● **WHAT NEEDS TO BE DONE**: Pull every line with "Edit" from the entries below.

● **RAW DATA**:
##########

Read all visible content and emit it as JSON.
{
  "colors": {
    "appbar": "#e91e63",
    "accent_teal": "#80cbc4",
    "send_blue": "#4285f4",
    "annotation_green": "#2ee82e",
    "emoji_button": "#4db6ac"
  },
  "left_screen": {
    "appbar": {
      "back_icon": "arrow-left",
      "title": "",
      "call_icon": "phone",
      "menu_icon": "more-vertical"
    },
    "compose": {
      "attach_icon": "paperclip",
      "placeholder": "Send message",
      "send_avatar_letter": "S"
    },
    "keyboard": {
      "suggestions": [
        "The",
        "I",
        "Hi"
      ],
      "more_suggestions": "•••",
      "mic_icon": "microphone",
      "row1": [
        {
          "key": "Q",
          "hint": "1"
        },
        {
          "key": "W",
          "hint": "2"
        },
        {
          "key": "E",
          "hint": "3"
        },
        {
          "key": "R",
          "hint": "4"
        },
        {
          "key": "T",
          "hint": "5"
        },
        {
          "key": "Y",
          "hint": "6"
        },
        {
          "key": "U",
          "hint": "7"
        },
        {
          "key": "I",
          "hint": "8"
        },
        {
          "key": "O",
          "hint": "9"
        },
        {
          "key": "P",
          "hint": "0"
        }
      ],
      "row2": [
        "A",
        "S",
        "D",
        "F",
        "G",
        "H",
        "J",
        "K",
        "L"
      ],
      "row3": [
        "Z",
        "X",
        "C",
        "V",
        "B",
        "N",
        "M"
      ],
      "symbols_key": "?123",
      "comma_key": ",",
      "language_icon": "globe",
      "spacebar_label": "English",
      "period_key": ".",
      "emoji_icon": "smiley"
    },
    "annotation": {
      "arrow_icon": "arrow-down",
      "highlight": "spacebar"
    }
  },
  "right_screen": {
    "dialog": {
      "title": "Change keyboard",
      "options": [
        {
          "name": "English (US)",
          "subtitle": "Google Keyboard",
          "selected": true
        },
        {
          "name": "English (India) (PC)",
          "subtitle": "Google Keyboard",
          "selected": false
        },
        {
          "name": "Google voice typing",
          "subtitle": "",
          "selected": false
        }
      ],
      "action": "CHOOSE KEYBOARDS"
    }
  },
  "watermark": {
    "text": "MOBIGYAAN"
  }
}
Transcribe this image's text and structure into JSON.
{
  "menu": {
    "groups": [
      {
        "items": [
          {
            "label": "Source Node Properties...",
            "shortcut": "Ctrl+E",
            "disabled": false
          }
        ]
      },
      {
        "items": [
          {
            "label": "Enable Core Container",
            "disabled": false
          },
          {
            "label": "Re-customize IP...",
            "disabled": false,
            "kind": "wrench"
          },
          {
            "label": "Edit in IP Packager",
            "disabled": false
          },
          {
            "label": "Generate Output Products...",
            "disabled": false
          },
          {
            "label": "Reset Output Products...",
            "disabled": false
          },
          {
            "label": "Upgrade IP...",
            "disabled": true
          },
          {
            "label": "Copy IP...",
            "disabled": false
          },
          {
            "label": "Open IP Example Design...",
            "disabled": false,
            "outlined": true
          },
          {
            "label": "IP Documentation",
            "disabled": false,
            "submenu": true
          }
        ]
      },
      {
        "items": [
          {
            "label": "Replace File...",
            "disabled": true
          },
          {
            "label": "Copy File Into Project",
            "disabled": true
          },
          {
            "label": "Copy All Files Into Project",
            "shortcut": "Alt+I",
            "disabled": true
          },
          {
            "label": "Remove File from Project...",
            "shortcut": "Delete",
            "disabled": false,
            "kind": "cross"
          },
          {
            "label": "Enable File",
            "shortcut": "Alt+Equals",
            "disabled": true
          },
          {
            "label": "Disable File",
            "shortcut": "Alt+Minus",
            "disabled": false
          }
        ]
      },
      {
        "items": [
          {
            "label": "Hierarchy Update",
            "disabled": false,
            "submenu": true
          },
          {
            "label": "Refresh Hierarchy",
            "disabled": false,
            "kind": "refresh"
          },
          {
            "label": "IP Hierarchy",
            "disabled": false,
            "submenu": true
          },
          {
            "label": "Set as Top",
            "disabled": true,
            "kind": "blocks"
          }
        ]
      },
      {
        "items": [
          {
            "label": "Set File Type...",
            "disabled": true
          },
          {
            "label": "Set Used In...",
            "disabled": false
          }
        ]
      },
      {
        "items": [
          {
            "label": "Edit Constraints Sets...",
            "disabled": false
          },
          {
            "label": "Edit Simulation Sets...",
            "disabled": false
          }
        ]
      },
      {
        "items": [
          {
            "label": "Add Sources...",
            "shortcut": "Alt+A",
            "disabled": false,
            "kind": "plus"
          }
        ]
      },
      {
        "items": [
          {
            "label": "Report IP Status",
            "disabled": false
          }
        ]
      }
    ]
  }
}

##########

● **YOUR SOLUTION**:
            "label": "Edit in IP Packager",
            "label": "Edit Constraints Sets...",
            "label": "Edit Simulation Sets...",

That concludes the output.